"A recurrent theme throughout the book is the need for communication across disciplines and Harrison draws analogy, wherever possible, with problems in physical chemistry, the area in which he started his scientific career....aimed at experimental biologists who wish to understand the basics of reaction-diffusion theory and for mathematicians who wish to communicate with biologists....the diverse range of phenomena discussed in basic terms make this book worthwhile reading." Philip K. Maini, Bulletin of Mathematical Biology
"...a discursive yet engaging manner. Those who would like a qualitative introduction to the subject should read the first third of the book; the second third is a good introduction to quantitative reasoning; the last third shows how accurately morphogenesis has been modeled." Edward Cox, Science
"...a very distinctive feel to it. It is the work of a teacher and scholar who does not mind revealing his (and others') prejudices, successes, and failures. Harrison writes in a discursive yet engaging manner." Edward Cox, Science
"...[a] brave book." R.J.P. Williams, Journal of the American Chemical Society

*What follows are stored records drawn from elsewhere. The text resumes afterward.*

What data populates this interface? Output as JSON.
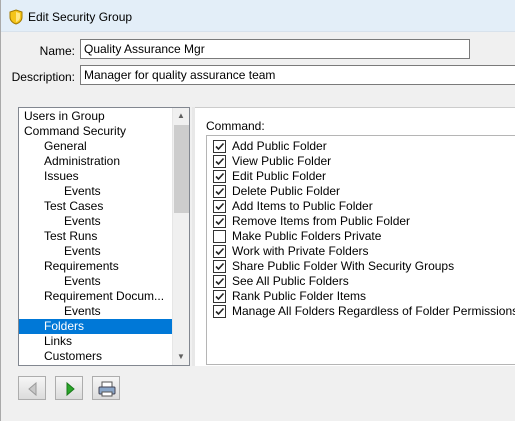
{
  "window": {
    "title": "Edit Security Group"
  },
  "form": {
    "name_label": "Name:",
    "name_value": "Quality Assurance Mgr",
    "description_label": "Description:",
    "description_value": "Manager for quality assurance team"
  },
  "tree": {
    "items": [
      {
        "label": "Users in Group",
        "level": 0,
        "selected": false
      },
      {
        "label": "Command Security",
        "level": 0,
        "selected": false
      },
      {
        "label": "General",
        "level": 1,
        "selected": false
      },
      {
        "label": "Administration",
        "level": 1,
        "selected": false
      },
      {
        "label": "Issues",
        "level": 1,
        "selected": false
      },
      {
        "label": "Events",
        "level": 2,
        "selected": false
      },
      {
        "label": "Test Cases",
        "level": 1,
        "selected": false
      },
      {
        "label": "Events",
        "level": 2,
        "selected": false
      },
      {
        "label": "Test Runs",
        "level": 1,
        "selected": false
      },
      {
        "label": "Events",
        "level": 2,
        "selected": false
      },
      {
        "label": "Requirements",
        "level": 1,
        "selected": false
      },
      {
        "label": "Events",
        "level": 2,
        "selected": false
      },
      {
        "label": "Requirement Docum...",
        "level": 1,
        "selected": false
      },
      {
        "label": "Events",
        "level": 2,
        "selected": false
      },
      {
        "label": "Folders",
        "level": 1,
        "selected": true
      },
      {
        "label": "Links",
        "level": 1,
        "selected": false
      },
      {
        "label": "Customers",
        "level": 1,
        "selected": false
      }
    ]
  },
  "commands": {
    "label": "Command:",
    "items": [
      {
        "label": "Add Public Folder",
        "checked": true
      },
      {
        "label": "View Public Folder",
        "checked": true
      },
      {
        "label": "Edit Public Folder",
        "checked": true
      },
      {
        "label": "Delete Public Folder",
        "checked": true
      },
      {
        "label": "Add Items to Public Folder",
        "checked": true
      },
      {
        "label": "Remove Items from Public Folder",
        "checked": true
      },
      {
        "label": "Make Public Folders Private",
        "checked": false
      },
      {
        "label": "Work with Private Folders",
        "checked": true
      },
      {
        "label": "Share Public Folder With Security Groups",
        "checked": true
      },
      {
        "label": "See All Public Folders",
        "checked": true
      },
      {
        "label": "Rank Public Folder Items",
        "checked": true
      },
      {
        "label": "Manage All Folders Regardless of Folder Permissions",
        "checked": true
      }
    ]
  },
  "toolbar": {
    "buttons": [
      {
        "icon": "previous-icon",
        "enabled": false
      },
      {
        "icon": "next-icon",
        "enabled": true
      },
      {
        "icon": "print-icon",
        "enabled": true
      }
    ]
  },
  "colors": {
    "selection": "#0078d7",
    "title_bar": "#e3eef8",
    "next_arrow": "#2aa52a"
  }
}
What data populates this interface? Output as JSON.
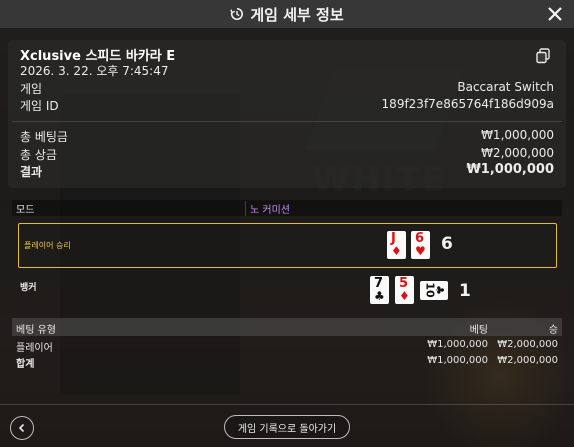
{
  "header": {
    "title": "게임 세부 정보",
    "icon": "history-icon",
    "close_icon": "close-icon"
  },
  "summary": {
    "game_name": "Xclusive 스피드 바카라 E",
    "datetime": "2026. 3. 22. 오후 7:45:47",
    "game_label": "게임",
    "game_value": "Baccarat Switch",
    "game_id_label": "게임 ID",
    "game_id_value": "189f23f7e865764f186d909a",
    "copy_icon": "copy-icon"
  },
  "totals": {
    "total_bet_label": "총 베팅금",
    "total_bet_value": "₩1,000,000",
    "total_win_label": "총 상금",
    "total_win_value": "₩2,000,000",
    "result_label": "결과",
    "result_value": "₩1,000,000"
  },
  "mode": {
    "label": "모드",
    "value": "노 커미션"
  },
  "hands": {
    "player": {
      "label": "플레이어 승리",
      "cards": [
        {
          "rank": "J",
          "suit": "♦",
          "color": "red"
        },
        {
          "rank": "6",
          "suit": "♥",
          "color": "red"
        }
      ],
      "score": "6"
    },
    "banker": {
      "label": "뱅커",
      "cards": [
        {
          "rank": "7",
          "suit": "♣",
          "color": "black"
        },
        {
          "rank": "5",
          "suit": "♦",
          "color": "red"
        },
        {
          "rank": "10",
          "suit": "♣",
          "color": "black"
        }
      ],
      "score": "1"
    }
  },
  "bet_table": {
    "columns": [
      "베팅 유형",
      "베팅",
      "승"
    ],
    "rows": [
      {
        "type": "플레이어",
        "bet": "₩1,000,000",
        "win": "₩2,000,000"
      }
    ],
    "total": {
      "type": "합계",
      "bet": "₩1,000,000",
      "win": "₩2,000,000"
    }
  },
  "footer": {
    "back_icon": "chevron-left-icon",
    "back_label": "게임 기록으로 돌아가기"
  },
  "colors": {
    "accent_highlight": "#e0c02a",
    "mode_value": "#c58cf0",
    "card_red": "#dd1111"
  }
}
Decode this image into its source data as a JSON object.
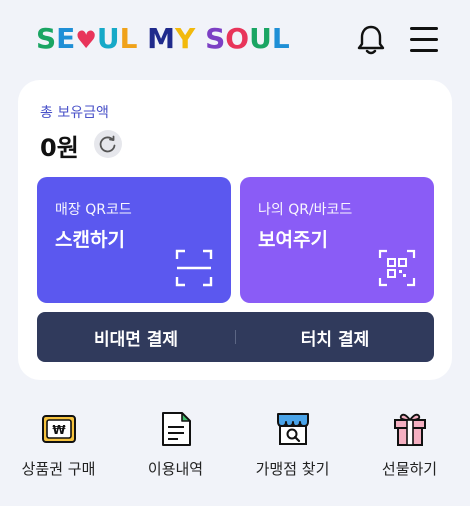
{
  "header": {
    "logo": {
      "letters": [
        {
          "ch": "S",
          "color": "#1aa563"
        },
        {
          "ch": "E",
          "color": "#1f8fd6"
        },
        {
          "ch": "♥",
          "color": "#e8345a"
        },
        {
          "ch": "U",
          "color": "#16a9c8"
        },
        {
          "ch": "L",
          "color": "#f0a21a"
        },
        {
          "ch": " ",
          "color": "#111111"
        },
        {
          "ch": "M",
          "color": "#1f2a8c"
        },
        {
          "ch": "Y",
          "color": "#f2b90c"
        },
        {
          "ch": " ",
          "color": "#111111"
        },
        {
          "ch": "S",
          "color": "#7c3fc4"
        },
        {
          "ch": "O",
          "color": "#e8345a"
        },
        {
          "ch": "U",
          "color": "#1aa563"
        },
        {
          "ch": "L",
          "color": "#1f8fd6"
        }
      ]
    },
    "icons": {
      "notifications": "bell-icon",
      "menu": "hamburger-menu-icon"
    }
  },
  "balance": {
    "label": "총 보유금액",
    "value": "0원",
    "refresh_icon": "refresh-icon"
  },
  "tiles": {
    "scan": {
      "sub": "매장 QR코드",
      "main": "스캔하기",
      "icon": "scan-frame-icon",
      "color": "#5b58ef"
    },
    "show": {
      "sub": "나의 QR/바코드",
      "main": "보여주기",
      "icon": "qr-code-icon",
      "color": "#8a5cf6"
    }
  },
  "payments": {
    "contactless": "비대면 결제",
    "touch": "터치 결제",
    "color": "#303a5c"
  },
  "quick_menu": [
    {
      "label": "상품권 구매",
      "icon": "voucher-won-icon"
    },
    {
      "label": "이용내역",
      "icon": "document-list-icon"
    },
    {
      "label": "가맹점 찾기",
      "icon": "store-search-icon"
    },
    {
      "label": "선물하기",
      "icon": "gift-icon"
    }
  ]
}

Explores the theories of the development of shape and size in living organisms and offers an exposition of the kinetic theory of shape.